There’s a quote that called me to sit for a moment in
silence on my bed, breathing heavy from the fist pumping, Elaine-thumbs-out
dance party:
Don’t forget to pause a minute and thank G-d for
everything
.
Thank you. Thank you, Universe, for conspiring for me. Thank
you, Molly, for showing up even though you’re scared and doubtful. Thank you,
FRIENDS, for receiving those phone calls and texts that ask you to send me love
and support. Thank you, friends, for sending love and “likes” and hope.
I need you way more than you know.
And you always show up, which is marvelous – like, something
to marvel at. Really.
The play will run mid-September to mid-October. This means
that I will spend my October 7th birthday in performance.
I spent my 30th birthday with fondue and friends. I spent my
31st in a hospital bed, saying, “Next year: Brunch, huh?”
I celebrated 32, indeed, at brunch with a dear friend and her two
kids whose laughter is part of my salvation.
And, god willing, I will spend 33 in pursuit of a dream I
have let languish in a faded costume closet. The clothing of another woman in
another life.
Life moves and shakes, it do.
And part of my work is to accept that these costumes, these roles, these friends, this love, this life … are for me, too.
Let’s throw open the doors, pull out these moth-eaten

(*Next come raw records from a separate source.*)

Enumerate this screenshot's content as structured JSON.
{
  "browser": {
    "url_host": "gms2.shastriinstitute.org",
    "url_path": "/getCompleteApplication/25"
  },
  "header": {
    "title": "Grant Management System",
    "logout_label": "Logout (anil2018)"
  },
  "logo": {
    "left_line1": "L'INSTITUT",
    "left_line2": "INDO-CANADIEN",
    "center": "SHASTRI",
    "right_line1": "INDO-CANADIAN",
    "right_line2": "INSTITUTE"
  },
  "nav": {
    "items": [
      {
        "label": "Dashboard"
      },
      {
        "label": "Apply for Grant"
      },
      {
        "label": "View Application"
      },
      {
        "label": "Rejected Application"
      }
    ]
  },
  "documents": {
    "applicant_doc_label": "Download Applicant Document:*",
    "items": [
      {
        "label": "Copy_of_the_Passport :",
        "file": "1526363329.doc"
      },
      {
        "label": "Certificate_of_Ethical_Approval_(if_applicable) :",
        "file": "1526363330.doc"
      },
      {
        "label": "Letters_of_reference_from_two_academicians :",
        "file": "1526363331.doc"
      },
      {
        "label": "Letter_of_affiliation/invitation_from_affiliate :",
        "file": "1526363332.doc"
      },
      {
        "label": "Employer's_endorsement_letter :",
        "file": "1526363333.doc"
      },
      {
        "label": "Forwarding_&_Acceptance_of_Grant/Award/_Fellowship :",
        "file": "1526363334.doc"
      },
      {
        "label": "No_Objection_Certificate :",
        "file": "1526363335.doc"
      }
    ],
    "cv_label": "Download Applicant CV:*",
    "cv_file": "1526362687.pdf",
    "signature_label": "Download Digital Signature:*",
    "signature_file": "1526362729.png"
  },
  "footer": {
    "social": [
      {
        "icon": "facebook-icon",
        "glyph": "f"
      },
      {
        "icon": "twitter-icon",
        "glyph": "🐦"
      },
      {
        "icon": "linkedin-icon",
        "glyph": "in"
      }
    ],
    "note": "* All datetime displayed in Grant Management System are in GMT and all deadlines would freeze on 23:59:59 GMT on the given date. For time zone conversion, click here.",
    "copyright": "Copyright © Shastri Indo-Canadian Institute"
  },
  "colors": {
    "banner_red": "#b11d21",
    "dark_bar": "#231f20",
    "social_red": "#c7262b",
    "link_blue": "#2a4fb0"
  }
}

dreams, and hold them up to reality. They may be more solid than I’ve wanted to
know.
Thank. You.